Presentation on theme: "BY KEVIN SHIRES Broome senior high school. EARLY PEARLING IN BROOME The pearl masters came to brome in the early 1870s and began diving for pearls in."— Presentation transcript:
BY KEVIN SHIRES Broome senior high school
EARLY PEARLING IN BROOME The pearl masters came to brome in the early 1870s and began diving for pearls in roebuck bay rapidly making brome the pearl capital of the world. The Japanese, Chinese and islanders were the main divers, along with some local aboriginals people. They braved the sea as they braved drowning, the bends and the storms that come to the Kimberley in the cyclone season. Today there Japanese cemetery has over 900 graves most of them pearl divers.

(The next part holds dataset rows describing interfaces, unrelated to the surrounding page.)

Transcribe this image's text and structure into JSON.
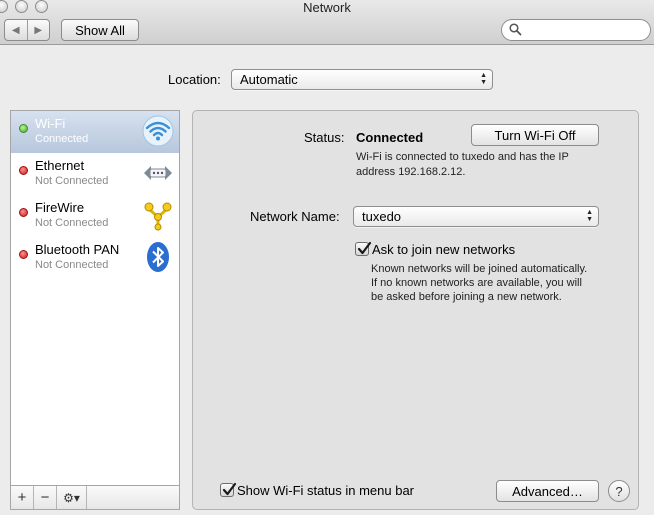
{
  "window": {
    "title": "Network"
  },
  "toolbar": {
    "back_label": "◀",
    "forward_label": "▶",
    "show_all_label": "Show All",
    "search_placeholder": ""
  },
  "location": {
    "label": "Location:",
    "value": "Automatic"
  },
  "services": [
    {
      "name": "Wi-Fi",
      "status": "Connected",
      "status_color": "green",
      "icon": "wifi-icon",
      "selected": true
    },
    {
      "name": "Ethernet",
      "status": "Not Connected",
      "status_color": "red",
      "icon": "ethernet-icon",
      "selected": false
    },
    {
      "name": "FireWire",
      "status": "Not Connected",
      "status_color": "red",
      "icon": "firewire-icon",
      "selected": false
    },
    {
      "name": "Bluetooth PAN",
      "status": "Not Connected",
      "status_color": "red",
      "icon": "bluetooth-icon",
      "selected": false
    }
  ],
  "sidebar_tools": {
    "add": "+",
    "remove": "−",
    "gear": "⚙▾"
  },
  "detail": {
    "status_label": "Status:",
    "status_value": "Connected",
    "turn_off_label": "Turn Wi-Fi Off",
    "status_desc_line1": "Wi-Fi is connected to tuxedo and has the IP",
    "status_desc_line2": "address 192.168.2.12.",
    "network_name_label": "Network Name:",
    "network_name_value": "tuxedo",
    "ask_join_label": "Ask to join new networks",
    "ask_join_checked": true,
    "ask_desc_line1": "Known networks will be joined automatically.",
    "ask_desc_line2": "If no known networks are available, you will",
    "ask_desc_line3": "be asked before joining a new network."
  },
  "footer": {
    "show_status_label": "Show Wi-Fi status in menu bar",
    "show_status_checked": true,
    "advanced_label": "Advanced…",
    "help_label": "?"
  },
  "colors": {
    "selection": "#b7c7dc",
    "status_green": "#3fae1e",
    "status_red": "#d01818",
    "wifi_blue": "#3a8fd8"
  }
}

Different types of pearls Here are the 3 of the many pearls in Broome Blister Pearl: Pearls that grow attached to the inner surface of the oyster or mussel shell. Mabe Pearl: Assembled cultured blister pearl. When blister pearl is cut from the shell, the pearl nucleus is removed. The remained hole is filled with a wax and the open will be covered with mother-of-pearl. Mabe pearls are not so durable as blister pearls Keshi: Pearls that grow accidentally in the soft tissue or pearl culturing by-products after pearl harvest.
Diving gear Skin divers The Broome pearling industry originated with naked divers, most of whom were Aborigines who had to hold their breath and dive for oyster shells. This skin diving method existed between the 1860's to the 1880's. As time progressed, the copper helmet was introduced The aborigines could not handle the complexities of the helmet suit and they also felt very claustrophobic. Their role in the industry was therefore reduced to a minimal. THE COPPER HELMET DIVING SUIT It was a major job in getting the canvas suits on, because the diver firstly had to encase himself in several layers of woollen underwear (to guard himself against the cold), followed by the job of putting on the watertight canvas suit called the 'dress'. His hands were soaped to enable him to pull the rubber cuffs over them, the heavy boots were pulled on over the suit, and lastly, the copper helmet was put on. This was screwed onto the shoulder piece and a glass face piece was then attached.
Cultural effects Australia's pearling industry began long before European settlement. Northern Australian coastal dwelling Aboriginals harvested the pearl shell from the shallow waters and had a well established trading network for pearl shell. Within Australia, pearl shells travelled further perhaps than any other item. In Western Australia an explorer saw an aboriginal wearing a pearly oyster-shell which had travelled at least 500 miles from its point of origin. When Europeans settled in Australia, they were quick to see the value of the pearl fields. Pearling began in earnest at Shark Bay, Western Australia, in the 1850s and in the Torres Strait in 1868 with 16 pearling firms operating on Thursday Island in 1877.The colony of Queensland recognised the value of this resource, and annexed the islands in By 1910, nearly 400 luggers and more than 3500 people were fishing for shell in waters around Broome
Science and pearls The formation of a natural pearl begins when a foreign substance slips into the oyster between the mantle and the shell, which irritates the mantle. It's kind of like the oyster getting a splinter. The oyster's natural reaction is to cover up that irritant to protect itself. The mantle covers the irritant with layers of the same nacre substance that is used to create the shell. This eventually forms a pearl. So a pearl is a foreign substance covered with layers of nacre. Most pearls that we see in jewellery stores are nicely rounded objects, which are the most valuable ones. Not all pearls turn out so well. Some pearls form in an uneven shape -- these are called baroque pearls. Pearls, as you've probably noticed, come in a variety of various colours, including white, black, gray, red, blue and green. Most pearls can be found all over the world, but black pearls are indigenous to the South Pacific.